Among the entries that follow, find every line with the word "nights" and copy it.

Data records for software interfaces

===============

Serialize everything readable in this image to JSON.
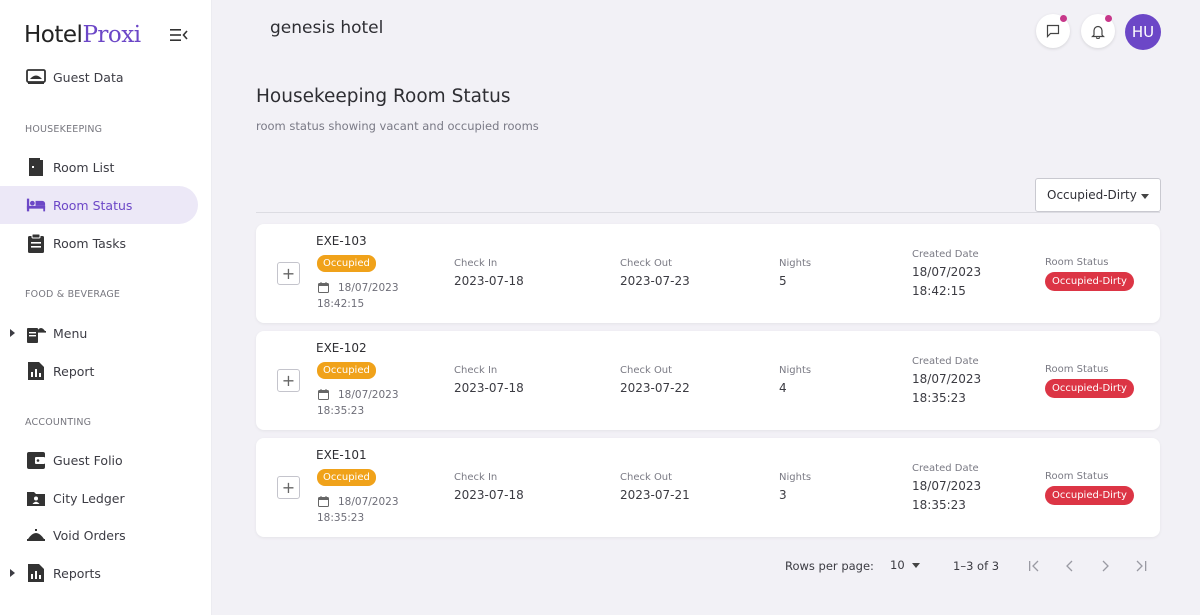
{
  "app": {
    "logo_main": "Hotel",
    "logo_brand": "Proxi",
    "brand_color": "#6c47c7"
  },
  "sidebar": {
    "partial_item": "Guest Data",
    "sections": {
      "housekeeping": "HOUSEKEEPING",
      "food_beverage": "FOOD & BEVERAGE",
      "accounting": "ACCOUNTING"
    },
    "items": {
      "room_list": "Room List",
      "room_status": "Room Status",
      "room_tasks": "Room Tasks",
      "menu": "Menu",
      "report": "Report",
      "guest_folio": "Guest Folio",
      "city_ledger": "City Ledger",
      "void_orders": "Void Orders",
      "reports": "Reports"
    },
    "active": "room_status"
  },
  "topbar": {
    "hotel_name": "genesis hotel",
    "avatar_initials": "HU"
  },
  "page": {
    "title": "Housekeeping Room Status",
    "subtitle": "room status showing vacant and occupied rooms",
    "filter_value": "Occupied-Dirty"
  },
  "labels": {
    "check_in": "Check In",
    "check_out": "Check Out",
    "nights": "Nights",
    "created_date": "Created Date",
    "room_status": "Room Status"
  },
  "rooms": [
    {
      "room": "EXE-103",
      "occupancy": "Occupied",
      "date": "18/07/2023",
      "time": "18:42:15",
      "check_in": "2023-07-18",
      "check_out": "2023-07-23",
      "nights": "5",
      "created_date": "18/07/2023",
      "created_time": "18:42:15",
      "status": "Occupied-Dirty"
    },
    {
      "room": "EXE-102",
      "occupancy": "Occupied",
      "date": "18/07/2023",
      "time": "18:35:23",
      "check_in": "2023-07-18",
      "check_out": "2023-07-22",
      "nights": "4",
      "created_date": "18/07/2023",
      "created_time": "18:35:23",
      "status": "Occupied-Dirty"
    },
    {
      "room": "EXE-101",
      "occupancy": "Occupied",
      "date": "18/07/2023",
      "time": "18:35:23",
      "check_in": "2023-07-18",
      "check_out": "2023-07-21",
      "nights": "3",
      "created_date": "18/07/2023",
      "created_time": "18:35:23",
      "status": "Occupied-Dirty"
    }
  ],
  "pagination": {
    "rows_label": "Rows per page:",
    "rows_value": "10",
    "range": "1–3 of 3"
  },
  "colors": {
    "occupied": "#f0a21a",
    "dirty": "#dc3545",
    "notification_dot": "#c7378a"
  }
}
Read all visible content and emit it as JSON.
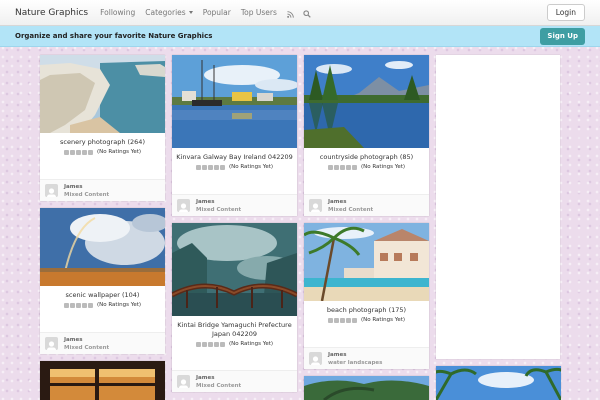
{
  "navbar": {
    "brand": "Nature Graphics",
    "links": [
      "Following",
      "Categories",
      "Popular",
      "Top Users"
    ],
    "login_label": "Login",
    "icons": [
      "rss-icon",
      "search-icon"
    ]
  },
  "banner": {
    "text": "Organize and share your favorite Nature Graphics",
    "signup_label": "Sign Up"
  },
  "pins": [
    {
      "title": "scenery photograph (264)",
      "rating_text": "(No Ratings Yet)",
      "user": "James",
      "category": "Mixed Content",
      "image": "sea-cliffs"
    },
    {
      "title": "Kinvara Galway Bay Ireland 042209",
      "rating_text": "(No Ratings Yet)",
      "user": "James",
      "category": "Mixed Content",
      "image": "harbor-boats"
    },
    {
      "title": "countryside photograph (85)",
      "rating_text": "(No Ratings Yet)",
      "user": "James",
      "category": "Mixed Content",
      "image": "lake-reflection"
    },
    {
      "title": "scenic wallpaper (104)",
      "rating_text": "(No Ratings Yet)",
      "user": "James",
      "category": "Mixed Content",
      "image": "rainbow-field"
    },
    {
      "title": "Kintai Bridge Yamaguchi Prefecture Japan 042209",
      "rating_text": "(No Ratings Yet)",
      "user": "James",
      "category": "Mixed Content",
      "image": "arched-bridge"
    },
    {
      "title": "beach photograph (175)",
      "rating_text": "(No Ratings Yet)",
      "user": "James",
      "category": "water landscapes",
      "image": "beach-resort"
    }
  ],
  "colors": {
    "banner": "#b2e4f7",
    "signup": "#3e9ea3",
    "background": "#ecdcec"
  }
}
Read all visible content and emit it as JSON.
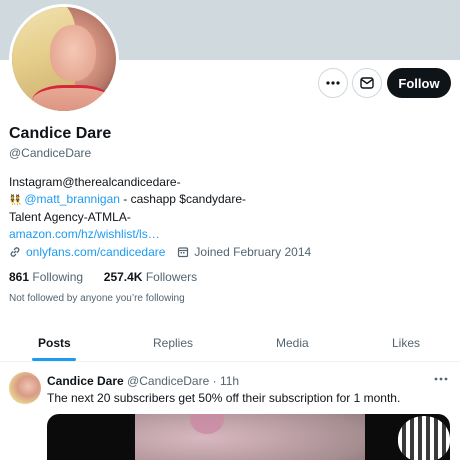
{
  "profile": {
    "name": "Candice Dare",
    "handle": "@CandiceDare",
    "bio": {
      "line1": "Instagram@therealcandicedare-",
      "line2_emoji": "👯",
      "line2_mention": "@matt_brannigan",
      "line2_rest": "- cashapp $candydare-",
      "line3": "Talent Agency-ATMLA-",
      "line4_link": "amazon.com/hz/wishlist/ls…"
    },
    "website": "onlyfans.com/candicedare",
    "joined": "Joined February 2014",
    "following_count": "861",
    "following_label": "Following",
    "followers_count": "257.4K",
    "followers_label": "Followers",
    "not_followed": "Not followed by anyone you’re following"
  },
  "actions": {
    "follow_label": "Follow",
    "more_icon": "more-icon",
    "message_icon": "envelope-icon"
  },
  "tabs": [
    "Posts",
    "Replies",
    "Media",
    "Likes"
  ],
  "active_tab": "Posts",
  "tweet": {
    "author_name": "Candice Dare",
    "author_handle": "@CandiceDare",
    "separator": "·",
    "time": "11h",
    "text": "The next 20 subscribers get 50% off their subscription for 1 month."
  },
  "colors": {
    "accent": "#1d9bf0",
    "banner": "#cfd9de",
    "follow_bg": "#0f1419",
    "text_secondary": "#536471"
  }
}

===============

*TASK SOLUTION*.
    "nights": "Nights",
      "nights": "5",
      "nights": "4",
      "nights": "3",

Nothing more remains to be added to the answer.